The speech of Appius availed no further1
than to put off the passing of the measures.
Returned for the tenth time to office, the tribunes Sextius and Licinius obtained the enactment of a law requiring that half the board of ten who had charge of sacred rites should be plebeians.2
Having elected five patricians and five plebeians, the people felt that they had set a precedent for the consulship.
Satisfied with their victory, the plebs gave way to the patricians, and relinquishing for the moment discussion about the consuls, permitted the election of military tribunes. Those chosen were Aulus and Marcus Cornelius (for their second terms), Marcus Geganius, Publius Manlius, Lucius Veturius, and (for the sixth time) Publius Valerius.
Rome's foreign relations were now peaceful everywhere except for the siege of Velitrae —the result of which, though delayed, was scarce in doubt —when a sudden rumour of a Gallic war drove the state to appoint Marcus Furius to his fifth dictatorship. He nominated Titus Quinctius Poenus to be [p. 349]
master of the horse.
relates that the4
battle with the Gauls took place that year near the river Anio; and that this was the occasion of the famous duel on the bridge in which Titus Manlius slew a Gaul who had challenged him to combat, and despoiled him of his chain, while the two armies looked on.
But I am more inclined to believe, with the majority of our authorities, that this exploit took place no less than ten years later,5
and that in the year of which I am now writing, the dictator, Marcus Furius, fought a battle against the Gauls on Alban soil.
Notwithstanding the great terror occasioned by the invasion of the Gauls and the recollection of their old defeat, the Romans gained a victory that was neither difficult nor uncertain.
Many thousands of barbarians fell in battle, and many after the camp was taken. The others roamed about, making mostly towards Apulia, and owed their escape from the Romans to their distant flight and the dispersion which resulted from their panic and their straggling.
The dictator was awarded a triumph with the consent of both senate and plebs.
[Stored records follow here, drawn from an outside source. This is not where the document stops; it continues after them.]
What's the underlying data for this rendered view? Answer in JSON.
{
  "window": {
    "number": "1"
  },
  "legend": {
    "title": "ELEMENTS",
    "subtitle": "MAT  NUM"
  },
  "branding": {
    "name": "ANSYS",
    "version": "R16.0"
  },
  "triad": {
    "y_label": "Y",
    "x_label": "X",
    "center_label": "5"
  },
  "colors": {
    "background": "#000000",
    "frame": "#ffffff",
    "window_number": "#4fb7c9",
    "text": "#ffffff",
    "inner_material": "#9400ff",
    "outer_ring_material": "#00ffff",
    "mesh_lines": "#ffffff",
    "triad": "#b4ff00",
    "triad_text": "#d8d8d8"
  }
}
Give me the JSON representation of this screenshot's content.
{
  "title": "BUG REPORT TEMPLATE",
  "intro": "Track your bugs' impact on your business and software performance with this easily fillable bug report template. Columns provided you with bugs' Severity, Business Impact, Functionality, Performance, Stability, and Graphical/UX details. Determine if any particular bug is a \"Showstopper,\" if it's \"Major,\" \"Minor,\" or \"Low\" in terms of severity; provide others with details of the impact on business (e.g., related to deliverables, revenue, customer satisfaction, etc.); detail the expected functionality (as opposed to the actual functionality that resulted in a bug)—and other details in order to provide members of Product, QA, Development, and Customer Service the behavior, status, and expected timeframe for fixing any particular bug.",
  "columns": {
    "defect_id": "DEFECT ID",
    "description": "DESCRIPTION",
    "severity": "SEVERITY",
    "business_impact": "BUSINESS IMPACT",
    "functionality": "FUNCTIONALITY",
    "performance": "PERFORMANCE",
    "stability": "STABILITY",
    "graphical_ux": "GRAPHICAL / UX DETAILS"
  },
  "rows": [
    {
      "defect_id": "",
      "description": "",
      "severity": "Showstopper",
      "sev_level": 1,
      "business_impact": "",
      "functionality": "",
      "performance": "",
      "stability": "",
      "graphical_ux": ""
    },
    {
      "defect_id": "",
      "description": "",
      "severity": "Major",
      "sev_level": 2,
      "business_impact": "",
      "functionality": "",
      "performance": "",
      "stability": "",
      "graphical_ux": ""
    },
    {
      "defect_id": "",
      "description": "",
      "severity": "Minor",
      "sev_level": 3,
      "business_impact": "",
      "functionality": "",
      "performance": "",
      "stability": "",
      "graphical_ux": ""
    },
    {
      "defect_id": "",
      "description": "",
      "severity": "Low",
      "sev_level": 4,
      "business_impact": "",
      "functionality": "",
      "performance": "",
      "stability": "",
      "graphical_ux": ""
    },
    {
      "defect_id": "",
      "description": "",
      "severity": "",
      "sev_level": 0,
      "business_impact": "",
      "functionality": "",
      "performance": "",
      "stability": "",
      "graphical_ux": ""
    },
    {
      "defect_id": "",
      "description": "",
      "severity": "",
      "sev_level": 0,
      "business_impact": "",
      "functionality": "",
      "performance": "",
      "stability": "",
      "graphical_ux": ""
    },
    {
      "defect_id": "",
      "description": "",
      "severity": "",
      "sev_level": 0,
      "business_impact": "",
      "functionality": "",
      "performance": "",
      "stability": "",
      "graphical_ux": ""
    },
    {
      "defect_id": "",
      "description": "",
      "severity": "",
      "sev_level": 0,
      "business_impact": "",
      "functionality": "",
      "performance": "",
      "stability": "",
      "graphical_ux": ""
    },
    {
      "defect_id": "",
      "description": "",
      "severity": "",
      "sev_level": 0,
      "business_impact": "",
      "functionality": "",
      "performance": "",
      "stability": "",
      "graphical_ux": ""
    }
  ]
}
Hardly had Camillus brought the war to an end, when he was confronted with a fiercer opposition in the City. After desperate struggles the senate and the dictator were beaten, and the measures advocated by the tribunes were adopted.
An election of consuls was held, against the wishes of the nobles, and resulted in the choice of Lucius Sextius, the first of the plebeians to attain that honour. Even this did not end their disputes.
The patricians declared that they would not ratify the election, and the affair had almost led to a [p. 351]
secession of the plebs and threatened other terrible6
embroilments, when the dictator finally proposed a compromise which allayed the discord; the nobles gave way to the plebs in regard to the plebeian consul, and the plebs conceded to the nobles that they might elect from the patricians one praetor to administer justice in the City.7
Thus after their long quarrel the orders were reconciled at last. The senate decided that this was a fitting occasion to honour the immortal gods —who deserved it then, if ever at any time —by celebrating the Great Games, and voted that one day should be added to the customary three;
this burden the aediles of the plebs refused to shoulder, whereupon the young patricians called out that they would willingly do it for the sake of honouring the gods.
The entire people united in thanks to them, and the senate decreed that the dictator should hold a popular election of two aediles8
to be chosen from the patricians, and that the Fathers should ratify all the elections of that year.